• _Exercise_
Repeat the data that follows verbatim. Images are not part of the copy.

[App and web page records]

■ ■ ■

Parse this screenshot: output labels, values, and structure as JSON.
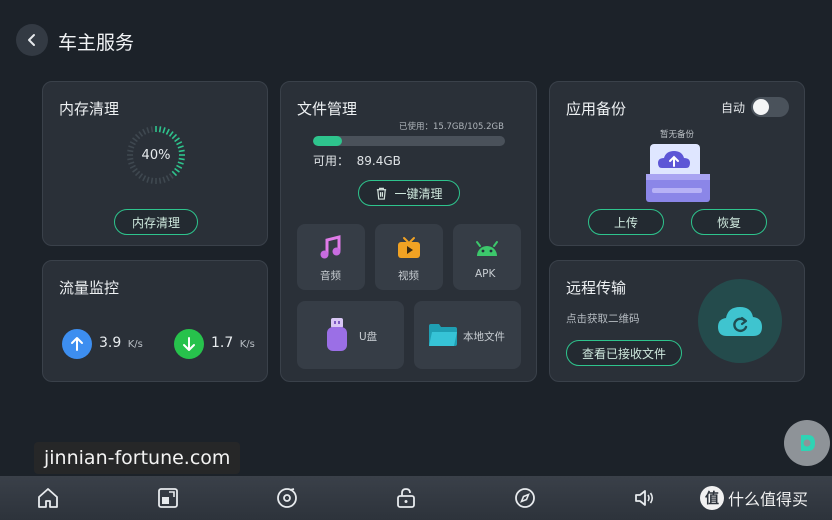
{
  "header": {
    "title": "车主服务"
  },
  "memory": {
    "title": "内存清理",
    "percent_text": "40%",
    "percent": 40,
    "button": "内存清理"
  },
  "traffic": {
    "title": "流量监控",
    "upload_value": "3.9",
    "upload_unit": "K/s",
    "download_value": "1.7",
    "download_unit": "K/s"
  },
  "files": {
    "title": "文件管理",
    "usage_text": "已使用：15.7GB/105.2GB",
    "used_fraction": 0.149,
    "available_text": "可用：  89.4GB",
    "clean_button": "一键清理",
    "tiles": {
      "audio": "音频",
      "video": "视频",
      "apk": "APK",
      "usb": "U盘",
      "local": "本地文件"
    }
  },
  "backup": {
    "title": "应用备份",
    "auto_label": "自动",
    "auto_enabled": false,
    "empty_text": "暂无备份",
    "upload_button": "上传",
    "restore_button": "恢复"
  },
  "remote": {
    "title": "远程传输",
    "hint": "点击获取二维码",
    "view_button": "查看已接收文件"
  },
  "watermarks": {
    "site": "jinnian-fortune.com",
    "brand": "什么值得买"
  },
  "colors": {
    "accent": "#2ec48d",
    "upload": "#3d8ef0",
    "download": "#27c24c",
    "background": "#1c2229",
    "card": "#2a3038"
  },
  "navbar": {
    "icons": [
      "home-icon",
      "window-icon",
      "music-disc-icon",
      "lock-icon",
      "compass-icon",
      "volume-icon",
      "user-icon"
    ]
  }
}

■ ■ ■

• _Result of this exercise_
Parse this screenshot: output labels, values, and structure as JSON.
{
  "header": {
    "title": "车主服务"
  },
  "memory": {
    "title": "内存清理",
    "percent_text": "40%",
    "percent": 40,
    "button": "内存清理"
  },
  "traffic": {
    "title": "流量监控",
    "upload_value": "3.9",
    "upload_unit": "K/s",
    "download_value": "1.7",
    "download_unit": "K/s"
  },
  "files": {
    "title": "文件管理",
    "usage_text": "已使用：15.7GB/105.2GB",
    "used_fraction": 0.149,
    "available_text": "可用：  89.4GB",
    "clean_button": "一键清理",
    "tiles": {
      "audio": "音频",
      "video": "视频",
      "apk": "APK",
      "usb": "U盘",
      "local": "本地文件"
    }
  },
  "backup": {
    "title": "应用备份",
    "auto_label": "自动",
    "auto_enabled": false,
    "empty_text": "暂无备份",
    "upload_button": "上传",
    "restore_button": "恢复"
  },
  "remote": {
    "title": "远程传输",
    "hint": "点击获取二维码",
    "view_button": "查看已接收文件"
  },
  "watermarks": {
    "site": "jinnian-fortune.com",
    "brand": "什么值得买"
  },
  "colors": {
    "accent": "#2ec48d",
    "upload": "#3d8ef0",
    "download": "#27c24c",
    "background": "#1c2229",
    "card": "#2a3038"
  },
  "navbar": {
    "icons": [
      "home-icon",
      "window-icon",
      "music-disc-icon",
      "lock-icon",
      "compass-icon",
      "volume-icon",
      "user-icon"
    ]
  }
}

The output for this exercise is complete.